#Loeries2021: Embracing intuition for the future with John Sanei
The first thing we need to realise, according to Sanei, is that there are many factors to consider before understanding what ‘purpose’ means in the modern world. Beyond this understanding, there are processes we need to recognise as intrinsically part of us - and some we need to throw to the wolves to move forward.
Sanei believes that we are addicted to certainty. However, there have been some events in recent years which have ripped the ability to be certain away from us - namely, the biggest event, the Covid-19 pandemic. Our brains are drawn to predictability, and when predictions become more difficult to make, we find ourselves in an uncomfortable situation where we are forced to change. Even though we might not have been happy with the normal we understood before the pandemic, we are still drawn to it - humans are reluctant to truly accept change.
This is where the process of transformation comes in, and there are three stages Sanei highlights:
- Sadness: The understanding that there is an identity you need to leave behind, which can be difficult to accept.
- Strange: Where do you go now that you know you need to leave this identity behind?
- Adventure: Finding your feet, accepting the change, and marching forward with the new.
Sanei believes that at this time in our lives, we are still in the sadness and strange stages of transformation, but the adventure is yet to come.
Throughout history, change cycles have been identified in terms of what we need to prioritise to be successful. The first cycle looks at three distinctive revolutions which have characterised what is important for success:
- Agriculture: This was focused on the strength of the body - how long can you physically put in the work to make sure you produce what you need?
- Industrial: With the introduction of machines to do what we need, intelligence became the primary aspect of success during this time.
- Quantum: We are now seeing the introduction of Artificial Intelligence that the way we make decisions needs to change - and rely more on intuition than intelligence and left-brained thinking.
The second cycle Sanei referenced from The Fourth Turning by Neil Howe and William Strauss. The book focuses on the cycles of history, and how we have experienced the same cycles over again every 100 years.
- The high: The most recent high we experienced was in 1946, just after World War II. Things were upbeat, and a peaceful living strategy was adopted.
- The awakening: The most recent awakening we experienced was in 1964, which marked a spiritual upheaval and introduction of new communication processes with computers.
- The unravelling: This cycle started in 1984, and marked the beginning of unravelling ideas of communism in places like China, as well as the idea of ‘profit over everything’. The tragedy of 9/11 also sparked the start of conspiracy theories.
- The crisis: This cycle started in 2008 with the financial crisis. The mark of secular upheaval, this cycle is still ongoing and is expected to continue until 2028.
Crisis of meaning
The main effect that we find with these cycles is that at many points people experience a crisis of meaning.
Today, we can particularly see this in how we try to find a purpose in which is becoming an increasingly AI-driven world. Where does our purpose lie? The answer is not necessarily simple, but can be put into a few words; we need to adopt an economy of learning.
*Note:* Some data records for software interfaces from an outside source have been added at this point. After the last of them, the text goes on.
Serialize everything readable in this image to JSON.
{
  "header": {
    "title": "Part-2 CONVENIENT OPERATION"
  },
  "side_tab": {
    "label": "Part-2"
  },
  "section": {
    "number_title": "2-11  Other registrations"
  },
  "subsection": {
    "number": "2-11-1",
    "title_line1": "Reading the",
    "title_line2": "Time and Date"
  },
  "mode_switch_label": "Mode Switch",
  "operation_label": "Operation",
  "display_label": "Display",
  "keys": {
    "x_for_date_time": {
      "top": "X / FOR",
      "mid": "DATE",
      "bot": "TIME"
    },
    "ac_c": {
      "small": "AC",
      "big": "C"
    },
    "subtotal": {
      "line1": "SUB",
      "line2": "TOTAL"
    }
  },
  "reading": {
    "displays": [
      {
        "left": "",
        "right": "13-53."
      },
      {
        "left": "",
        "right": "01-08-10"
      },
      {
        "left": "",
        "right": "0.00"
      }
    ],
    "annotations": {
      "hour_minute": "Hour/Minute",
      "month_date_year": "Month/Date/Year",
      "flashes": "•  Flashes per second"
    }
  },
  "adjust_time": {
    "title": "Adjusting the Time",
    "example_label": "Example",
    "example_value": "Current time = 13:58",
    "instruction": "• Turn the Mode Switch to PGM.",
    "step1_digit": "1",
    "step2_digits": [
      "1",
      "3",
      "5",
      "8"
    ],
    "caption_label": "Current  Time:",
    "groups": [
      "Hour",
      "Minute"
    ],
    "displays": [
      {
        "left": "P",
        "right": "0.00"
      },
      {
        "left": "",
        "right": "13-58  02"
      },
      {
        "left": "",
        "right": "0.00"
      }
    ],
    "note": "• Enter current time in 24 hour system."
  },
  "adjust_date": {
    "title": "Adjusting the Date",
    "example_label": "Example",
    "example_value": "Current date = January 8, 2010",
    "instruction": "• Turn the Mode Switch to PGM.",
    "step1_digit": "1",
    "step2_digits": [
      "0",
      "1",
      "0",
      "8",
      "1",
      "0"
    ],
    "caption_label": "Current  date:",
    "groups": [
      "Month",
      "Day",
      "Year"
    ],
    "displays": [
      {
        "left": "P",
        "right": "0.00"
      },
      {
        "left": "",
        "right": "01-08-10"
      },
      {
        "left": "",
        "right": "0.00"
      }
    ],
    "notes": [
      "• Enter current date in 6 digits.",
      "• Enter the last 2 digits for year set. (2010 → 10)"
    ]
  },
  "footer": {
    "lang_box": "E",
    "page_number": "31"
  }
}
With increasing changes in society, we find ourselves at an impasse: do we embrace the past, which seems to be the easy choice, or look towards the future, no matter how unsure we are about it?
Purpose in a changing world
Intuition begs meaning. We understand that with the penetration of AI, many jobs are once again becoming obsolete, as some did during the Industrial Revolution. This time, again, we need to figure out what our purpose in the new world will be.
Sanei believes that intuition and the adoption of curiosity is the only way we will be able to move forward effectively. The purpose is not necessarily one tangible thing we can hold, but rather a process of adopting wisdom, curiosity, intuition, and reimagination. Not stagnating means not falling into the trap of being ‘resilient', and rather embracing the change to come, being wired for the puzzle, not the solution, to remain relevant.